Francisco Corbetta (1615-1681), the most significant and prolific composer for baroque guitar in the seventeenth century (el mejor de todo “the best of all” said Gaspar Sanz, Instrucción de música, 1674), born in Pavia, Italy. He lived in France and Italy, travelled to Spain, England, Austria at the time when baroque guitar replaced the lute as the most common household instrument. Although he never officially held the post of guitar teacher, his list of pupils is exclusive: Carlo II – the Duke of Mantua; Philip IV of Spain; Archduke Leopold Wilhelm of Austria; Charles II of England; Princess Ann (the future queen of England); Hanrietta Anne, the Duchess of Orleans and Louis XIV of France.

Theorbo has evolved from the bass-lute due to necessity to broaden the lower register (by extension of the neck and accommodation of long bass strings) and create a more resonant sound that is better suited for vocal accompaniment. It has usually fourteen rows of strings. Sébastien de Brossard claimed that the theorbo was invented by Nicolas Hotman (1610-1663), the famous violist and theorbist in service of the duke of Orleans (Dictionnaire de musique, 1703). However, the first records about the theorbo is found in 1589, at the court of Alfonso II d’Este, Duke of Ferrara in Italy.

“... This instrument (Theorbo) has a wider range in bass than in treble; as a result, there is a distinction to be made between Théorbe de Pièces (for solo pieces) and Théorbe d’accompangnement (for accompanying) ... Good playing demands much accuracy and strength in both hands. That way, the tone is evenly beautiful; the trebles are clear and bright, and the bass noble and full of majesty...” (Jean-Benjamin Francois de la Borde – Essai sur la Musique Ancienne et Moderne, 1780).

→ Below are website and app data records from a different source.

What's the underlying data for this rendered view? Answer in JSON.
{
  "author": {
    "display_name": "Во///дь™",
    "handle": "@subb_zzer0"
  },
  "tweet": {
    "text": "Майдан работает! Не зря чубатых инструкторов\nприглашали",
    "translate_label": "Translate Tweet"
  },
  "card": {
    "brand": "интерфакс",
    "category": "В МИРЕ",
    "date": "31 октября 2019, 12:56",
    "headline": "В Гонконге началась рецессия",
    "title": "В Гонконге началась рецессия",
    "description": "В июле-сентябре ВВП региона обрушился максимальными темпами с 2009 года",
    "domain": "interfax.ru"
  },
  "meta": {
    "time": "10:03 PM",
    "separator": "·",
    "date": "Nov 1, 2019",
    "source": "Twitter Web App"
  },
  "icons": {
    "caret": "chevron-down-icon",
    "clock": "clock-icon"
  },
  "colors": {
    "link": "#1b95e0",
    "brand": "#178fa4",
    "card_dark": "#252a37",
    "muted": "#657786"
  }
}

„The smaller theorbo, has the same number of strings as the larger theorbo, but it is tuned four tones higher. This instrument is more suitable for basso continuo then archlute because its treble is neithter bellow the register of human voice, nor it is too far above the bass“ (James Talbot, 1690., Talbot Ms. Mus 1187, Christ Church Library, Oxford).

Baroque guitar is in fashion from 1600 until 1750. Almost every court in Europe, as well as a dance teachers, has engaged the services of a virtuoso guitar teacher. The total number of manuscripts and printed collections of music for guitar in the seventeen century, greatly outnumbers that of lute or harpsichord.

Baroque or Spanish guitar has five rows of strings. It is far more practical and less awkward instrument compared to the dignified lute (or the theorbo). Smaller number of strings meant quicker tuning, easier upkeep, and transport.

On guitar, it is possible to modulate to every mode or key without the need to re-tune certain strings. The fashionable, mixed style of playing meant that the sound is produced by strumming (batterie) as well as plucking (pincer) the strings. Chords are played usually with strumming movement while melodic and contrapuntal textures are expressed by plucking, the same as on the lute. Anybody could learn a few chords to play on the guitar with ease and use them to accompany song or dance, but it was also possible to play with great virtuosity.


Soteska, Devil's tower

The most interesting jewels of Slovenia's landscape are very often those that are shrouded in a veil of mystery. One such place is the Devil's Tower in Soteska, a little village between two forested plateaux. The tower has stood here for over three hundred years, a place of entertainment and sinful pleasure.